Last night the mask-wielding artists of the Bruce High Quality Foundation opened up the doors of their epic new studio space in Sunset Park. The excuses were a party and an exhibition featuring work inspired by French Baroque painter Nicholas Poussin’s landscapes, while the reason was fundraising for the Bruce High Quality Foundation University (BHFQU), an experimental, non-profit art school that offers free classes and an alternative to the MFA by separating art from careerism. Come January, BHQFU, which has had a home base in the East Village since 2013, will move its operations here to Sunset Park.
The story goes that Bruce High Quality died in 9/11 (in actuality, he’s a fictional character, and about as real as the History Channel’s pyramid-building aliens). But, since 2009, the nine artists who make up his foundation have been putting on events like this one for extremely chill causes.
There were many things to hold your attention at BHQF’s posh-ish party last night: dancey jams, an arboreal room-sized photo booth, and (because this was technically an Absolut Art Bar party) free drinks. The artworks– rather large, abstract landscape paintings with eye-popping color palettes made collectively by BHQF– were apparently the perfect size for selfies, while people with some sense of shame had a friend take the photo.

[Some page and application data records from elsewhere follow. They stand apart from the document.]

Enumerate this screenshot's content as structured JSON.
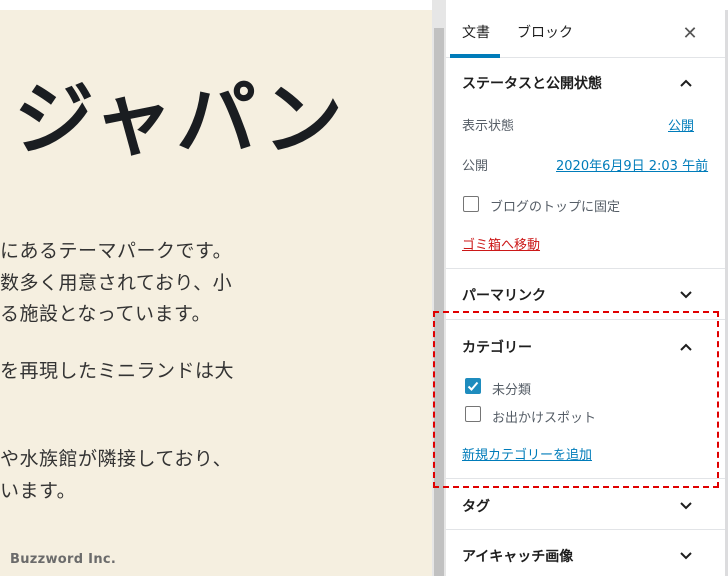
{
  "editor": {
    "title": "ジャパン",
    "body_lines": [
      "にあるテーマパークです。",
      "数多く用意されており、小",
      "る施設となっています。",
      "を再現したミニランドは大",
      "や水族館が隣接しており、",
      "います。"
    ],
    "watermark": "Buzzword Inc."
  },
  "sidebar": {
    "tabs": [
      {
        "label": "文書",
        "active": true
      },
      {
        "label": "ブロック",
        "active": false
      }
    ],
    "close_icon": "close-icon",
    "status_panel": {
      "title": "ステータスと公開状態",
      "visibility_label": "表示状態",
      "visibility_value": "公開",
      "publish_label": "公開",
      "publish_value": "2020年6月9日 2:03 午前",
      "sticky_label": "ブログのトップに固定",
      "sticky_checked": false,
      "trash_label": "ゴミ箱へ移動"
    },
    "permalink_panel": {
      "title": "パーマリンク"
    },
    "category_panel": {
      "title": "カテゴリー",
      "categories": [
        {
          "label": "未分類",
          "checked": true
        },
        {
          "label": "お出かけスポット",
          "checked": false
        }
      ],
      "add_label": "新規カテゴリーを追加"
    },
    "tag_panel": {
      "title": "タグ"
    },
    "featured_image_panel": {
      "title": "アイキャッチ画像"
    }
  },
  "colors": {
    "accent": "#007cba",
    "danger": "#cc1818",
    "canvas": "#f5efe0",
    "highlight": "#e00000"
  }
}
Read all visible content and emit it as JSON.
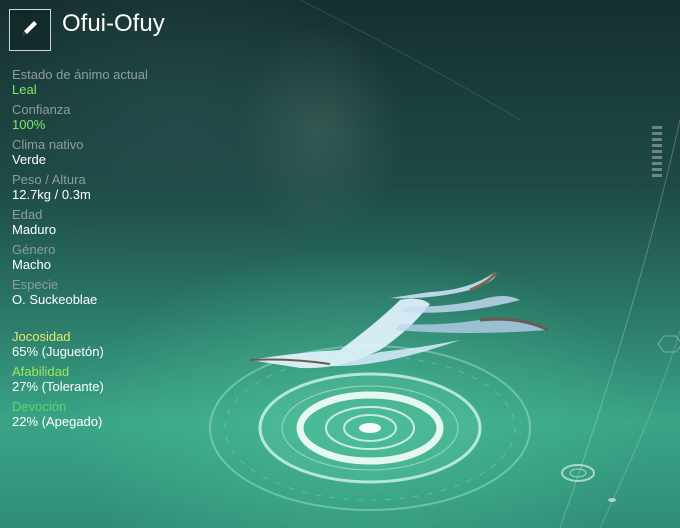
{
  "header": {
    "name": "Ofui-Ofuy",
    "edit_icon": "pencil-icon"
  },
  "stats": [
    {
      "label": "Estado de ánimo actual",
      "value": "Leal",
      "highlight": true
    },
    {
      "label": "Confianza",
      "value": "100%",
      "highlight": true
    },
    {
      "label": "Clima nativo",
      "value": "Verde",
      "highlight": false
    },
    {
      "label": "Peso / Altura",
      "value": "12.7kg / 0.3m",
      "highlight": false
    },
    {
      "label": "Edad",
      "value": "Maduro",
      "highlight": false
    },
    {
      "label": "Género",
      "value": "Macho",
      "highlight": false
    },
    {
      "label": "Especie",
      "value": "O. Suckeoblae",
      "highlight": false
    }
  ],
  "traits": [
    {
      "label": "Jocosidad",
      "value": "65% (Juguetón)",
      "color": "#e6e86a"
    },
    {
      "label": "Afabilidad",
      "value": "27% (Tolerante)",
      "color": "#9ee85a"
    },
    {
      "label": "Devoción",
      "value": "22% (Apegado)",
      "color": "#5ad86a"
    }
  ],
  "colors": {
    "highlight_value": "#7ee86a",
    "label_gray": "#8e9e9c"
  }
}
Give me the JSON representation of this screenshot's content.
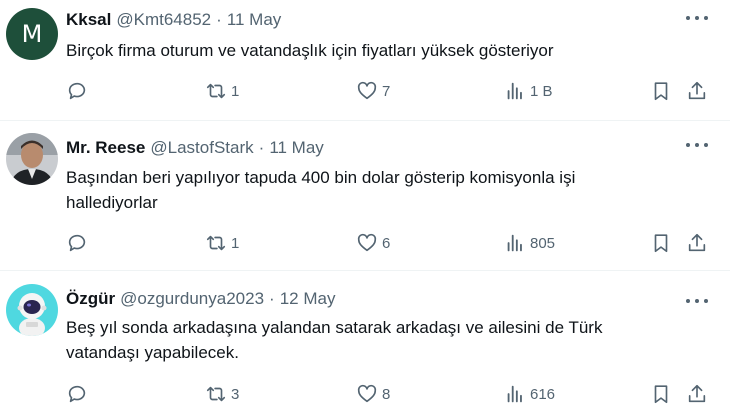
{
  "tweets": [
    {
      "avatar_letter": "M",
      "name": "Kksal",
      "handle": "@Kmt64852",
      "sep": "·",
      "date": "11 May",
      "lines": [
        "Birçok firma oturum ve vatandaşlık için fiyatları yüksek gösteriyor"
      ],
      "retweets": "1",
      "likes": "7",
      "views": "1 B"
    },
    {
      "name": "Mr. Reese",
      "handle": "@LastofStark",
      "sep": "·",
      "date": "11 May",
      "lines": [
        "Başından beri yapılıyor tapuda 400 bin dolar gösterip komisyonla işi",
        "hallediyorlar"
      ],
      "retweets": "1",
      "likes": "6",
      "views": "805"
    },
    {
      "name": "Özgür",
      "handle": "@ozgurdunya2023",
      "sep": "·",
      "date": "12 May",
      "lines": [
        "Beş yıl sonda arkadaşına yalandan satarak arkadaşı ve ailesini de Türk",
        "vatandaşı yapabilecek."
      ],
      "retweets": "3",
      "likes": "8",
      "views": "616"
    }
  ],
  "icons": {
    "reply": "reply-icon",
    "retweet": "retweet-icon",
    "like": "heart-icon",
    "views": "views-icon",
    "bookmark": "bookmark-icon",
    "share": "share-icon",
    "more": "more-icon"
  },
  "colors": {
    "text": "#0f1419",
    "secondary": "#536471",
    "divider": "#eff3f4"
  }
}
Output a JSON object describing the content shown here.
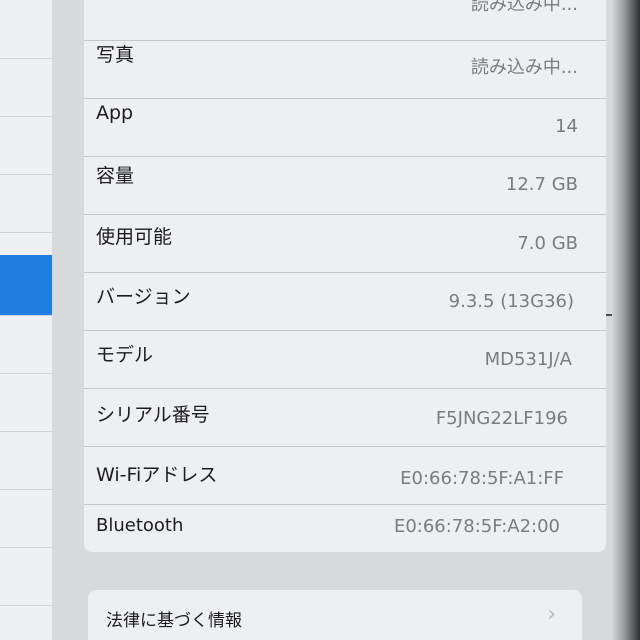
{
  "about_rows": [
    {
      "label": "",
      "value": "読み込み中..."
    },
    {
      "label": "写真",
      "value": "読み込み中..."
    },
    {
      "label": "App",
      "value": "14"
    },
    {
      "label": "容量",
      "value": "12.7 GB"
    },
    {
      "label": "使用可能",
      "value": "7.0 GB"
    },
    {
      "label": "バージョン",
      "value": "9.3.5 (13G36)"
    },
    {
      "label": "モデル",
      "value": "MD531J/A"
    },
    {
      "label": "シリアル番号",
      "value": "F5JNG22LF196"
    },
    {
      "label": "Wi-Fiアドレス",
      "value": "E0:66:78:5F:A1:FF"
    },
    {
      "label": "Bluetooth",
      "value": "E0:66:78:5F:A2:00"
    }
  ],
  "legal": {
    "label": "法律に基づく情報",
    "chevron": "›"
  },
  "icons": {
    "chevron": "chevron-right-icon"
  },
  "colors": {
    "selection": "#1f7fe0",
    "card_background": "#eeeff0",
    "value_text": "#7a7c80",
    "label_text": "#1c1c1e"
  }
}
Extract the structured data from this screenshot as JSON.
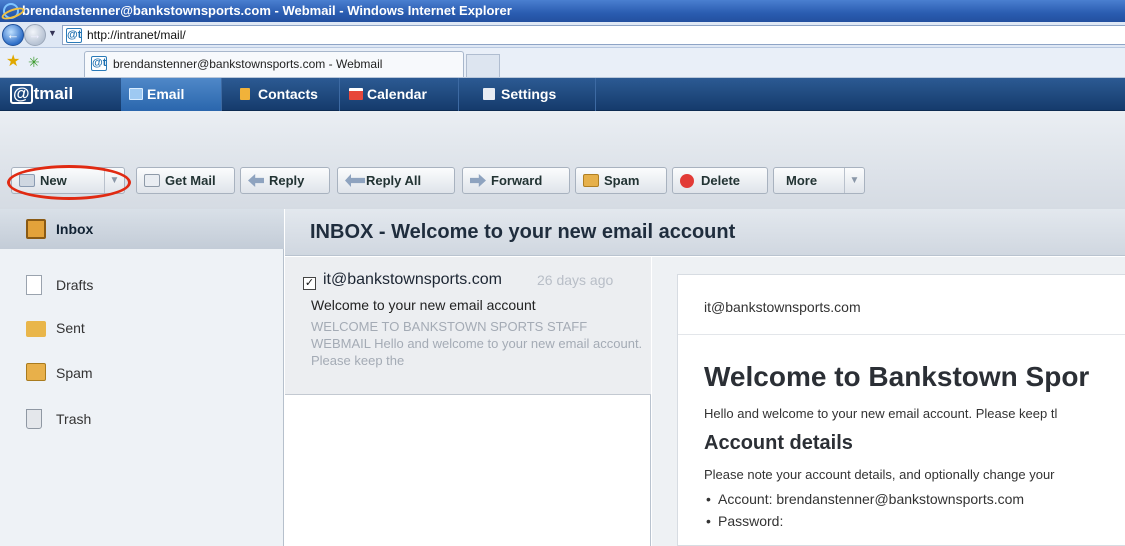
{
  "window": {
    "title": "brendanstenner@bankstownsports.com - Webmail - Windows Internet Explorer"
  },
  "browser": {
    "address": "http://intranet/mail/",
    "tab_title": "brendanstenner@bankstownsports.com - Webmail",
    "favicon_text": "@t"
  },
  "app": {
    "brand_mark": "@",
    "brand_text": "tmail",
    "nav": [
      {
        "label": "Email",
        "active": true,
        "color": "#9ec9f2"
      },
      {
        "label": "Contacts",
        "active": false,
        "color": "#f0b23a"
      },
      {
        "label": "Calendar",
        "active": false,
        "color": "#e7473a"
      },
      {
        "label": "Settings",
        "active": false,
        "color": "#e8ecf2"
      }
    ]
  },
  "toolbar": {
    "new": "New",
    "get_mail": "Get Mail",
    "reply": "Reply",
    "reply_all": "Reply All",
    "forward": "Forward",
    "spam": "Spam",
    "delete": "Delete",
    "more": "More",
    "dropdown_glyph": "▼",
    "highlight_color": "#e02a12"
  },
  "folders": [
    {
      "label": "Inbox",
      "active": true,
      "icon": "inbox-icon"
    },
    {
      "label": "Drafts",
      "active": false,
      "icon": "drafts-icon"
    },
    {
      "label": "Sent",
      "active": false,
      "icon": "sent-icon"
    },
    {
      "label": "Spam",
      "active": false,
      "icon": "spam-icon"
    },
    {
      "label": "Trash",
      "active": false,
      "icon": "trash-icon"
    }
  ],
  "inbox": {
    "header": "INBOX - Welcome to your new email account",
    "messages": [
      {
        "checked": true,
        "from": "it@bankstownsports.com",
        "date": "26 days ago",
        "subject": "Welcome to your new email account",
        "preview": "WELCOME TO BANKSTOWN SPORTS STAFF WEBMAIL Hello and welcome to your new email account. Please keep the"
      }
    ]
  },
  "preview": {
    "from": "it@bankstownsports.com",
    "title": "Welcome to Bankstown Spor",
    "intro": "Hello and welcome to your new email account. Please keep tl",
    "section_heading": "Account details",
    "note": "Please note your account details, and optionally change your",
    "items": [
      "Account: brendanstenner@bankstownsports.com",
      "Password:"
    ]
  }
}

We heard one onlooker remark that the paintings reminded him “of early Jackson Pollock.” But we found it more entertaining to imagine how several artists managed to make such a consistent work together. “Decisions were made together about at what point it was finished and what colors, how they were gonna paint them,” a member of the BHFQU team, Sophie Oakley, explained over the phone.
There were some sparkly people (models and people who looked like models) in attendance and some recognizable art types including Cleo Wade and Christine Tran (co-founder of Witches of Bushwick). Apparently Dev Hynes was there, but I was too busy crunching on edible moss and chain smoking (inside the building, no less) to notice. The atmosphere was remarkably chill for an art opening– there was a serious lack of too-cool, so much so that people were not afraid to Instagram the fireworks going off over the Statue of Liberty in the distance. The Statue of Liberty, people– if there’s something more earnest than that, please let me know.
Maybe all these leisurely vibes had to do with the fact that BHQF is a rather playful, prankish art collective. But, more meaningfully, they’re also anti-establishment in their mistrust of the super fancy art world and its penchant for worshiping celebrity over substance, not to mention its highly competitive, exclusive nature and emphasis on money equals success.
BHFQU’s mission rebels equally against the art world establishment and MFA-industrial complex. “Being able to offer students and artists ways to communicate and learn from each other without having to go into debt, or without having to go through the accredited art education system, we’re trying to offer the good parts of MFA programs and give it to people more openly— that’s still our main focus,” Sophie explained. “Also to keep a creative community alive without it being pushed to the side or only available to certain groups of people who can financially afford it.”
I felt kind of bad about the whole smoking thing when Sophie confirmed this would be the new all-in-one home for BHFQ and the U. “We moved here in 2012, it’s the studio where we make all of the work, and as of January we’re going to be moving the school and the gallery to the studio as well,” she explained. “So it’s going to become like a Bruce High Quality Foundation headquarters, like a hub for everything, all of our projects this coming January.”
The reason? C’mon, you know the reason. Apparently not even a non-profit arts organization can cut it in the East Village anymore. “Rent prices, is one reason– practical costs,” Sophie admitted. “But it’s more that we want everything to be in one place so we can feed off each other.” Moving to Brooklyn would also mean access to this massive, 14,000 square foot space. “Mainly it’s just having more space and better facilities out here– we can offer a much bigger gallery space to artists exhibiting, we can offer bigger classrooms, we can offer better studios for our residents,” Sophie continued. ” We’re looking to be able to offer more focused, seminar-type classes, as well as lecture-type classes, and maybe even providing studio space [for artists] as well.”
BHFQU could use more space– the school’s popularity has only expanded since it re-initiated classes in 2013. This past semester, around 700 people applied but the non-profit could only admit about 300 of them. Despite the move, the organization’s mission will remain the same. “The biggest concern is that an art world with artists who have come from one place isn’t a very interesting one,” Sophie explained “The larger the difference, the better, the more interesting it becomes.”
Bruce High Quality Foundation studios are located at 33 34th street, Sunset Park Brooklyn.